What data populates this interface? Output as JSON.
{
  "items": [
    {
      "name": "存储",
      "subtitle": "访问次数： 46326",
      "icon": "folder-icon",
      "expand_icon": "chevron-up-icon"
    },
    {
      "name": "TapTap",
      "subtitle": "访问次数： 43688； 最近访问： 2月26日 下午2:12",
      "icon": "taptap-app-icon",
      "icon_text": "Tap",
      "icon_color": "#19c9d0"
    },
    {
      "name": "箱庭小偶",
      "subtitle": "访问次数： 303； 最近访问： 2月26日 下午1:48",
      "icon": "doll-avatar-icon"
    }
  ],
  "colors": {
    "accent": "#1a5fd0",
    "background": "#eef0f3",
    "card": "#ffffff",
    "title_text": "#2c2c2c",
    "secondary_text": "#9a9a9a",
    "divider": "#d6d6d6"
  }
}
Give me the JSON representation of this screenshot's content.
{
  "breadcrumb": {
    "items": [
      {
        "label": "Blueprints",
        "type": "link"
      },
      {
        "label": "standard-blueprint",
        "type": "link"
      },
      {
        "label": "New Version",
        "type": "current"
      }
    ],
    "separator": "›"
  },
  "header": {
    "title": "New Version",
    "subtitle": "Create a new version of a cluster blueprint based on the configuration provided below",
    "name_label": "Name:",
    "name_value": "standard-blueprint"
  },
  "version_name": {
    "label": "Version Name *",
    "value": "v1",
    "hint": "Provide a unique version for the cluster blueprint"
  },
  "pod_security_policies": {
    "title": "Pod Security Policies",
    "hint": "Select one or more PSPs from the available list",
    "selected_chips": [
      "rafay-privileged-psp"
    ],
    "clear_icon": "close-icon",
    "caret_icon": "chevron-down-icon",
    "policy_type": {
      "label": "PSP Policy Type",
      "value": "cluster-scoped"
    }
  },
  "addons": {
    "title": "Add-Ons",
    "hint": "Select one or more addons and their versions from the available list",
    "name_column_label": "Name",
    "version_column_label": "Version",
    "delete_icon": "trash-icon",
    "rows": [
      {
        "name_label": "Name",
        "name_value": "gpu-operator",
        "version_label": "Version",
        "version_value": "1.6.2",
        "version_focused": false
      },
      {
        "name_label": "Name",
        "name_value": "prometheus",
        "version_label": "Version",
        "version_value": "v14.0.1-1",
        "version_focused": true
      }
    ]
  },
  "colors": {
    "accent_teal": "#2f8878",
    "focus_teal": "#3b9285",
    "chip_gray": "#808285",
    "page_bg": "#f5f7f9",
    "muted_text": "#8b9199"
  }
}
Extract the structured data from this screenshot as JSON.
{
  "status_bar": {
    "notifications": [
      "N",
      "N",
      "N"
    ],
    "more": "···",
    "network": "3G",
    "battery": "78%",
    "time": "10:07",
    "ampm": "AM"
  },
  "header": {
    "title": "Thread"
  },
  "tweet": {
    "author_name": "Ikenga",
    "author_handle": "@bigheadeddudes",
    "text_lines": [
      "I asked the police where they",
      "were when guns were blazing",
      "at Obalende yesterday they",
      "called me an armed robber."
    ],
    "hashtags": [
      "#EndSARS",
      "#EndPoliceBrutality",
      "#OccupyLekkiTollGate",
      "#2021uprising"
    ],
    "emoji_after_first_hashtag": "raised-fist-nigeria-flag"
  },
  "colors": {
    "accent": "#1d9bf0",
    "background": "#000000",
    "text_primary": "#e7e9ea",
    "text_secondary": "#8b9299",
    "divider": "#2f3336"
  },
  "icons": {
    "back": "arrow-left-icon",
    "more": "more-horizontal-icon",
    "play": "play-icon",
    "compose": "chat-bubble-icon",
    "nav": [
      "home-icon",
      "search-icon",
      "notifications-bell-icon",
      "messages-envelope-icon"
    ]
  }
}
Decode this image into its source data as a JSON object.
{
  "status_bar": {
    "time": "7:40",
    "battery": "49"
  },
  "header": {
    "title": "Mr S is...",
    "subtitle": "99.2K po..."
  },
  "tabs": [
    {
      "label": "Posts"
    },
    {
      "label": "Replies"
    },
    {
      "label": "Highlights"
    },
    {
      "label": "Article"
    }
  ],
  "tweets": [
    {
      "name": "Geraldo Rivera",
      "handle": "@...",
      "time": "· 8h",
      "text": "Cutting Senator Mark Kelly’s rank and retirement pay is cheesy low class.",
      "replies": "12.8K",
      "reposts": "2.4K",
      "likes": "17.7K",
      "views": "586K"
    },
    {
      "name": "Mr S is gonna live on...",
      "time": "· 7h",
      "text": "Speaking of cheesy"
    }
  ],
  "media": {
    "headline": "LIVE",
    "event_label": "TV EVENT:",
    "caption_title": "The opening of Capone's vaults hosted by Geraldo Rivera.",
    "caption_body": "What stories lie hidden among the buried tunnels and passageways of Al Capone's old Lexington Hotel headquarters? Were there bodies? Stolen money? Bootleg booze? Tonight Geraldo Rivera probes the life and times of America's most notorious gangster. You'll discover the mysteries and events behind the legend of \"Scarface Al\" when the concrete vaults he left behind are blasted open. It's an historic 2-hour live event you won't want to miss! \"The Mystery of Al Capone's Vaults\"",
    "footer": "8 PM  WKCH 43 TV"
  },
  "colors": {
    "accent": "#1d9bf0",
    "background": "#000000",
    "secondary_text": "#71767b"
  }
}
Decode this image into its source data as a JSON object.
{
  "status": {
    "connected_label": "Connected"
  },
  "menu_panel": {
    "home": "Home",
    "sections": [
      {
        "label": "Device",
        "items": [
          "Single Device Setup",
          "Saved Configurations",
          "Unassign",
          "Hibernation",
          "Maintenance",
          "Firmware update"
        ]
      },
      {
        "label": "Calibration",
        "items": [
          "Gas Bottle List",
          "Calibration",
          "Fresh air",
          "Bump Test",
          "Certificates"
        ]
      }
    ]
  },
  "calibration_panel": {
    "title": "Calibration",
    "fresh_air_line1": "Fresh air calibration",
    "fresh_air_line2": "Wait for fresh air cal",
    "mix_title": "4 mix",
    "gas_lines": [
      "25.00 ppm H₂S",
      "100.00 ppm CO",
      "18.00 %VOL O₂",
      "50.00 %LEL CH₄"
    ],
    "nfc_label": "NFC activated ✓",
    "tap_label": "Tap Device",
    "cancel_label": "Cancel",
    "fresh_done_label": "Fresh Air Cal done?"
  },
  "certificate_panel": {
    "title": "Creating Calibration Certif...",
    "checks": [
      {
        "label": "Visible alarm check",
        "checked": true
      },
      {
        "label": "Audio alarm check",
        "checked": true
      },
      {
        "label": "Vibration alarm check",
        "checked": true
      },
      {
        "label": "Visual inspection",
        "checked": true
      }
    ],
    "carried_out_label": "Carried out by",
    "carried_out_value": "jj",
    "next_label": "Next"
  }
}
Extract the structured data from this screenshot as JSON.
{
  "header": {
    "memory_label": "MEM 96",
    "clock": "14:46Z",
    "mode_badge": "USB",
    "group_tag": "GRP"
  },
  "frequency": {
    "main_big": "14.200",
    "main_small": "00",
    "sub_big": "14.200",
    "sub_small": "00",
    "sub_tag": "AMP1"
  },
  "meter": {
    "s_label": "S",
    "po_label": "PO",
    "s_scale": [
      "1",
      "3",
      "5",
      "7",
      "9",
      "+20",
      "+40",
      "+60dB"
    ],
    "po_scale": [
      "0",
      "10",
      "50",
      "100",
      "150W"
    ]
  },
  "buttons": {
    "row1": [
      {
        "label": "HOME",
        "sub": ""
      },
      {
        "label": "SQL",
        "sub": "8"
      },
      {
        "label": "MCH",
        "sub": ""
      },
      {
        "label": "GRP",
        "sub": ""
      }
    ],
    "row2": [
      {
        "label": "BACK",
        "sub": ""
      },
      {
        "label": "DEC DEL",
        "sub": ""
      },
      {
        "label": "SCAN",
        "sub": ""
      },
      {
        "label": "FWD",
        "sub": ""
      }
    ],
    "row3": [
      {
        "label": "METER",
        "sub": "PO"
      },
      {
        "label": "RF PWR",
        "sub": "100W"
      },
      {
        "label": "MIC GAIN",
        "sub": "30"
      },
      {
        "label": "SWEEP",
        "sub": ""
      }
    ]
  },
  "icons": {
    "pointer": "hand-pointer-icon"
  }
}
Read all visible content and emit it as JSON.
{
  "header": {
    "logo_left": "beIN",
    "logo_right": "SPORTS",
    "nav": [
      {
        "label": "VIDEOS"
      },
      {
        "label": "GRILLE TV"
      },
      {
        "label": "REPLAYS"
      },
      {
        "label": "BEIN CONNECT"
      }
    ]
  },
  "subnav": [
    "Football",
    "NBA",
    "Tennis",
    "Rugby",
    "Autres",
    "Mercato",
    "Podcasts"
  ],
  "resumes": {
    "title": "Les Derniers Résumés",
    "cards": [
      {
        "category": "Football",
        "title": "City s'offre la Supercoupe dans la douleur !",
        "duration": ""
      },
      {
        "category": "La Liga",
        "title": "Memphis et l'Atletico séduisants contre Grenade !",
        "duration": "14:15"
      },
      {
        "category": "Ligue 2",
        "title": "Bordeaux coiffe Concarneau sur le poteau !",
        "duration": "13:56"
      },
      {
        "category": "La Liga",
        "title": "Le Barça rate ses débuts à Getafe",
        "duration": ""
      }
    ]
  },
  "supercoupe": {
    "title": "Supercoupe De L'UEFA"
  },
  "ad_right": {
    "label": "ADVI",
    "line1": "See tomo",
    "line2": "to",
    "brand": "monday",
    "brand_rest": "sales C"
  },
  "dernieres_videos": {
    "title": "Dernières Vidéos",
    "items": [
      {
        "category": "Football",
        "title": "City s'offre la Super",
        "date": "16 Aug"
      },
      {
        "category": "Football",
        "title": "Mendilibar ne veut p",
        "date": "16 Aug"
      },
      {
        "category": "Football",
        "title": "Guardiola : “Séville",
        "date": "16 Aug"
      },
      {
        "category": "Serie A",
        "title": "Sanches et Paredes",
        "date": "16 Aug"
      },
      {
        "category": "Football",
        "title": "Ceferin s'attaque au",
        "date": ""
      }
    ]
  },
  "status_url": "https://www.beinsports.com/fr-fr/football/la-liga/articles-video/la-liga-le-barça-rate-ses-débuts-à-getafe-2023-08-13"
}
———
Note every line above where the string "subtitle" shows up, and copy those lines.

● **SOLUTION TO THE PROBLEM**
      "subtitle": "访问次数： 46326",
      "subtitle": "访问次数： 43688； 最近访问： 2月26日 下午2:12",
      "subtitle": "访问次数： 303； 最近访问： 2月26日 下午1:48",
    "subtitle": "Create a new version of a cluster blueprint based on the configuration provided below",
    "subtitle": "99.2K po..."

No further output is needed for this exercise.